• Try it:
If a line below contains "restaurante", count it; then state how many such lines there are, and nothing else.

Website and app data records
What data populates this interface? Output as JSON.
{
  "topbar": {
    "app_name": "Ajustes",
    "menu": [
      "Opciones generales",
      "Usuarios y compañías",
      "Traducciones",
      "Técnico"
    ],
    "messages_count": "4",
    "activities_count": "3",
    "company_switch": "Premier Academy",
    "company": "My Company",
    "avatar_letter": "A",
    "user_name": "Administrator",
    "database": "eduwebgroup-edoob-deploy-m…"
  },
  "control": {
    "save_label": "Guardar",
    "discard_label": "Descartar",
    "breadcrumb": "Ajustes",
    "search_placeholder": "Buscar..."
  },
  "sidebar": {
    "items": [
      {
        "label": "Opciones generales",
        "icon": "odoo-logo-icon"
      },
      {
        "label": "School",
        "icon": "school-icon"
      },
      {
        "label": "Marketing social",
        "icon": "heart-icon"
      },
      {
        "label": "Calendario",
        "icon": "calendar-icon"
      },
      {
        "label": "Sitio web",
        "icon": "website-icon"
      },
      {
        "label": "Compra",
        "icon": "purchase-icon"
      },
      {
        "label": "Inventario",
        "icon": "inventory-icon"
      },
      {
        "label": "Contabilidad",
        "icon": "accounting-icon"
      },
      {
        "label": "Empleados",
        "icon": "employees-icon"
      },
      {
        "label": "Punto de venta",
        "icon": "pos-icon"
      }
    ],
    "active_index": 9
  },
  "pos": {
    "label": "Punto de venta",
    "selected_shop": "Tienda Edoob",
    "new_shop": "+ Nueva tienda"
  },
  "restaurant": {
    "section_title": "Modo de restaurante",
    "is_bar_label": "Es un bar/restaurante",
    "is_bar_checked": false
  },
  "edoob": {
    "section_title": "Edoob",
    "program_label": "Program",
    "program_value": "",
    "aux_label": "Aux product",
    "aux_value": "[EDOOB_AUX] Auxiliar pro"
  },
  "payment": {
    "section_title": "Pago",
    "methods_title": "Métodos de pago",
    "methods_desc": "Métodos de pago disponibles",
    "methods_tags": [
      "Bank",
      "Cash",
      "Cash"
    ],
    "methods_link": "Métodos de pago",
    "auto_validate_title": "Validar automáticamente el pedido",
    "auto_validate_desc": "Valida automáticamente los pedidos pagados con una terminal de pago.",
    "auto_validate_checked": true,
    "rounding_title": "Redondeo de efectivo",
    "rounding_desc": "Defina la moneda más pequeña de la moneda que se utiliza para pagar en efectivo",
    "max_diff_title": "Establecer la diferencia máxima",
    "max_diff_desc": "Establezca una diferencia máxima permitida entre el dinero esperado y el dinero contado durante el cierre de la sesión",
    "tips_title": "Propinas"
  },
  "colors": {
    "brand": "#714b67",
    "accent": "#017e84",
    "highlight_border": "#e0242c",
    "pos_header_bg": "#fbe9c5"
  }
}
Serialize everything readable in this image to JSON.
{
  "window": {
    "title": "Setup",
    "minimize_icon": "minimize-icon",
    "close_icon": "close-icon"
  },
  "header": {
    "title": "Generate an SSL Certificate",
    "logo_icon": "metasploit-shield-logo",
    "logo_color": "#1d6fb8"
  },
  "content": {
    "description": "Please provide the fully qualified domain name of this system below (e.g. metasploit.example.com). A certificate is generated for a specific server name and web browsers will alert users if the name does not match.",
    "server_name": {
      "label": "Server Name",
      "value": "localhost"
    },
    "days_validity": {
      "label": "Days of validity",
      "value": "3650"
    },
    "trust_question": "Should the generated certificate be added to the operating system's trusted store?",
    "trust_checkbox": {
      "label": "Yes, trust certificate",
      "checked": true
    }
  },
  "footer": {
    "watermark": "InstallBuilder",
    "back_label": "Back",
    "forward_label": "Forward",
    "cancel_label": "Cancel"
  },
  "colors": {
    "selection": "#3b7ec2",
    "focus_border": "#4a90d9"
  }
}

• Exercise output:
2